Riley confronts Lochley about her destruction of the holo-brothel and threatens her with more charges.  She uses her own technicalities (such as the unauthorized use of her image) to intimidate Riley, who knows that he has lost.  “You don’t expect me to go back to my client with nothing, do you?” Riley asks.  Then Lochley presents the lawyer with a reprogrammed love bat.  This time it says things like, “I’m an idiot,” “Nobody likes me,” and “My mother dresses me funny.”  Riley slinks out of Lochley’s office.

No matter how well written a summary and review of a Babylon 5 episode or telefilm is, it cannot rival watching the video itself.  Thus I encourage people to find a legal source for these productions and to watch them, and to savor them.



All images are property of Warner Brothers, and I do not profit from said images.

Posted October 14, 2010 by neatnik2009 in Babylon 5 Movies

Babylon 5–The Road From Here   Leave a comment

Season 5 Title Card

My journey through the universe of Babylon 5 is almost complete.  So I pause here to lay out and explain my plan for the remaining summary and review posts.

The Fall of Centauri Prime is episode 18 of the last season, which has 22 episodes.  Episodes 19-21 (The Wheel of Fire, Objects in Motion, and Objects at Rest) conclude most story arcs, consisting mostly of farewells.  Sleeping in Light, the series finale, dates to the end of the fourth season, when a fifth season looked unlikely, if not impossible.  I have chosen to write the Sleeping in Light post last, for it is the last story in terms of chronology.

Turner Network Television also commissioned a few television movies.  I choose to ignore Thirdspace, set somewhere inside the fourth season.  The continuity does not work well, and I dislike the film, which borrows too much from H. P. Lovecraft.  Much better is The River of Souls (1998), set in middle 2263.  I plan to write about In the Beginning (1998), in which the “present day” is 2278, with Emperor Londo Mollari as storyteller.  Then there is A Call to Arms, set in November 2266, which sets the stage for the prematurely canceled series Crusade.  This series was supposed to run for five years and have story arcs, just like Babylon 5, but TNT ended everything after 13 episodes.  I wonder what B5 would have been with just 13 episodes.

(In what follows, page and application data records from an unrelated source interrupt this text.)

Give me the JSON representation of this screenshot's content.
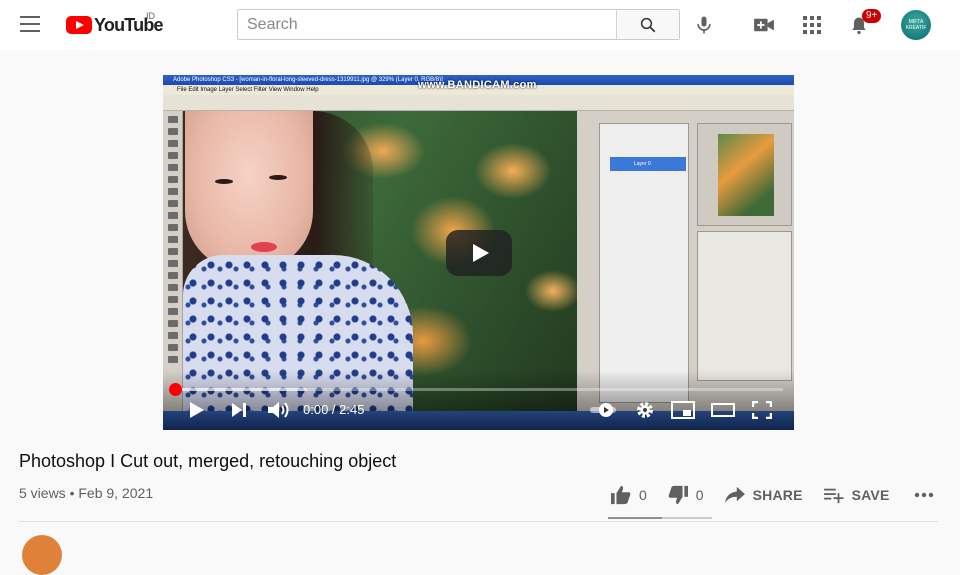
{
  "header": {
    "logo_text": "YouTube",
    "country_code": "ID",
    "search_placeholder": "Search",
    "notification_count": "9+",
    "avatar_text": "MIFTA KREATIF"
  },
  "player": {
    "current_time": "0:00",
    "duration": "2:45",
    "time_separator": " / ",
    "progress_fraction": 0.0,
    "watermark": "www.BANDICAM.com",
    "ps_title": "Adobe Photoshop CS3 - [woman-in-floral-long-sleeved-dress-1319911.jpg @ 329% (Layer 0, RGB/8)]",
    "ps_menu": "File  Edit  Image  Layer  Select  Filter  View  Window  Help",
    "ps_layer_name": "Layer 0"
  },
  "video": {
    "title": "Photoshop I Cut out, merged, retouching object",
    "views": "5 views",
    "date": "Feb 9, 2021",
    "separator": " • "
  },
  "actions": {
    "likes": "0",
    "dislikes": "0",
    "share_label": "SHARE",
    "save_label": "SAVE"
  },
  "colors": {
    "brand_red": "#ff0000",
    "badge_red": "#cc0000",
    "text_secondary": "#606060"
  },
  "icons": [
    "menu-icon",
    "youtube-logo-icon",
    "search-icon",
    "mic-icon",
    "create-video-icon",
    "apps-icon",
    "bell-icon",
    "play-icon",
    "next-icon",
    "volume-icon",
    "autoplay-toggle",
    "settings-gear-icon",
    "miniplayer-icon",
    "theater-icon",
    "fullscreen-icon",
    "thumbs-up-icon",
    "thumbs-down-icon",
    "share-icon",
    "playlist-add-icon",
    "more-icon"
  ]
}
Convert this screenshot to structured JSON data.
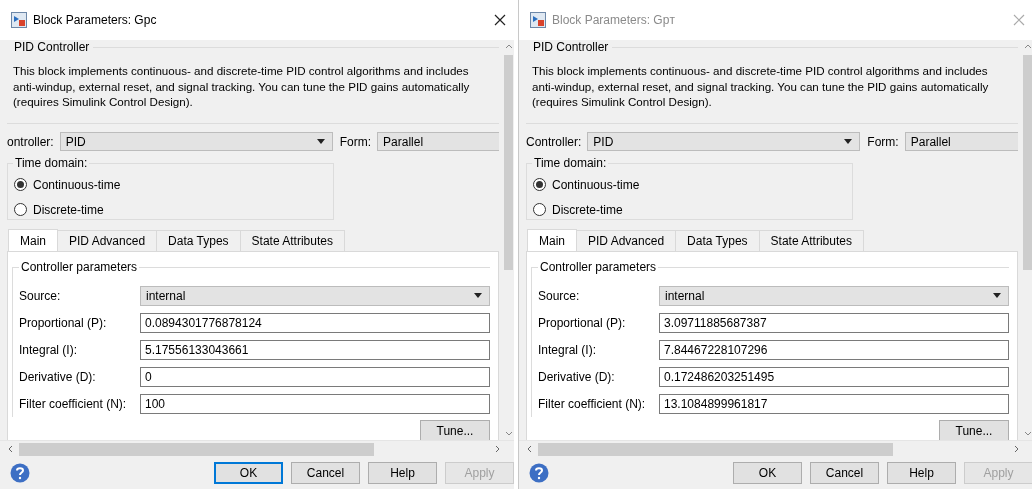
{
  "dialogs": [
    {
      "title": "Block Parameters: Gpc",
      "active": true,
      "section_title": "PID Controller",
      "description": [
        "This block implements continuous- and discrete-time PID control algorithms and includes",
        "anti-windup, external reset, and signal tracking. You can tune the PID gains automatically",
        "(requires Simulink Control Design)."
      ],
      "controller": {
        "label": "ontroller:",
        "value": "PID"
      },
      "form": {
        "label": "Form:",
        "value": "Parallel"
      },
      "time_domain": {
        "title": "Time domain:",
        "options": [
          {
            "label": "Continuous-time",
            "selected": true
          },
          {
            "label": "Discrete-time",
            "selected": false
          }
        ]
      },
      "tabs": [
        {
          "label": "Main",
          "selected": true
        },
        {
          "label": "PID Advanced",
          "selected": false
        },
        {
          "label": "Data Types",
          "selected": false
        },
        {
          "label": "State Attributes",
          "selected": false
        }
      ],
      "params_title": "Controller parameters",
      "source": {
        "label": "Source:",
        "value": "internal"
      },
      "params": [
        {
          "label": "Proportional (P):",
          "value": "0.0894301776878124"
        },
        {
          "label": "Integral (I):",
          "value": "5.17556133043661"
        },
        {
          "label": "Derivative (D):",
          "value": "0"
        },
        {
          "label": "Filter coefficient (N):",
          "value": "100"
        }
      ],
      "tune_button": "Tune...",
      "buttons": [
        {
          "label": "OK",
          "focused": true,
          "disabled": false
        },
        {
          "label": "Cancel",
          "focused": false,
          "disabled": false
        },
        {
          "label": "Help",
          "focused": false,
          "disabled": false
        },
        {
          "label": "Apply",
          "focused": false,
          "disabled": true
        }
      ]
    },
    {
      "title": "Block Parameters: Gpт",
      "active": false,
      "section_title": "PID Controller",
      "description": [
        "This block implements continuous- and discrete-time PID control algorithms and includes",
        "anti-windup, external reset, and signal tracking. You can tune the PID gains automatically",
        "(requires Simulink Control Design)."
      ],
      "controller": {
        "label": "Controller:",
        "value": "PID"
      },
      "form": {
        "label": "Form:",
        "value": "Parallel"
      },
      "time_domain": {
        "title": "Time domain:",
        "options": [
          {
            "label": "Continuous-time",
            "selected": true
          },
          {
            "label": "Discrete-time",
            "selected": false
          }
        ]
      },
      "tabs": [
        {
          "label": "Main",
          "selected": true
        },
        {
          "label": "PID Advanced",
          "selected": false
        },
        {
          "label": "Data Types",
          "selected": false
        },
        {
          "label": "State Attributes",
          "selected": false
        }
      ],
      "params_title": "Controller parameters",
      "source": {
        "label": "Source:",
        "value": "internal"
      },
      "params": [
        {
          "label": "Proportional (P):",
          "value": "3.09711885687387"
        },
        {
          "label": "Integral (I):",
          "value": "7.84467228107296"
        },
        {
          "label": "Derivative (D):",
          "value": "0.172486203251495"
        },
        {
          "label": "Filter coefficient (N):",
          "value": "13.1084899961817"
        }
      ],
      "tune_button": "Tune...",
      "buttons": [
        {
          "label": "OK",
          "focused": false,
          "disabled": false
        },
        {
          "label": "Cancel",
          "focused": false,
          "disabled": false
        },
        {
          "label": "Help",
          "focused": false,
          "disabled": false
        },
        {
          "label": "Apply",
          "focused": false,
          "disabled": true
        }
      ]
    }
  ]
}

In 2001 the Sci-Fi Channel made The Legend of the Rangers–To Live and Die in Starlight, a pilot for a series the network did not pick up.  I do not own a copy of this anymore, nor do I wish to do so.  I taped it off cable television in 2002, and found it unsatisfactory then.  Once I saw The Legend of the Rangers on sale, and thought it overpriced.  $1 would be overpriced.  Consider this my review of that telefilm.

The last filmed Babylon 5 comes from 2007.  The Lost Tales was supposed to be a series of direct-to-DVD releases, but there was only one, Voices in the Dark, set in 2271.  This consists of two related stories, which have just a few characters each.  These are good stories, although the obvious green screen work proves distracting in some scenes.  This production could have benefited from a larger special effects budget, but the station exterior never looked better.  Consider the image below:

Here then, is my plan for remaining Babylon 5 summaries and reviews:

Set in 2262

84.  The Wheel of Fire (Season 5, Episode 19)

85.  Objects in Motion (Season 5, Episode 20)

86.  Objects at Rest (Season 5, Episode 21)

Set in 2263

87.  The River of Souls (TV Movie)

Set in 2266

88.  A Call to Arms (TV Movie)

Set in 2267

89.  Crusade (Series)

Set in 2271

90.  Voices in the Dark (Direct-to-DVD)

Present Day = 2278

91.  In the Beginning (TV Movie)

Set in 2281

92.  Sleeping in Light (Babylon 5 Series Finale)

I hope that these posts have interested some of you in this excellent programming.  B5 has been a passion of mine since 1994, and I want to influence others to watch these episodes and enjoy them.



All images are property of Warner Brothers, and I do not profit from said images.

Below:  A White Star

Posted October 4, 2010 by neatnik2009 in Babylon 5 Movies, Babylon 5 Season 5, Crusade

Tagged with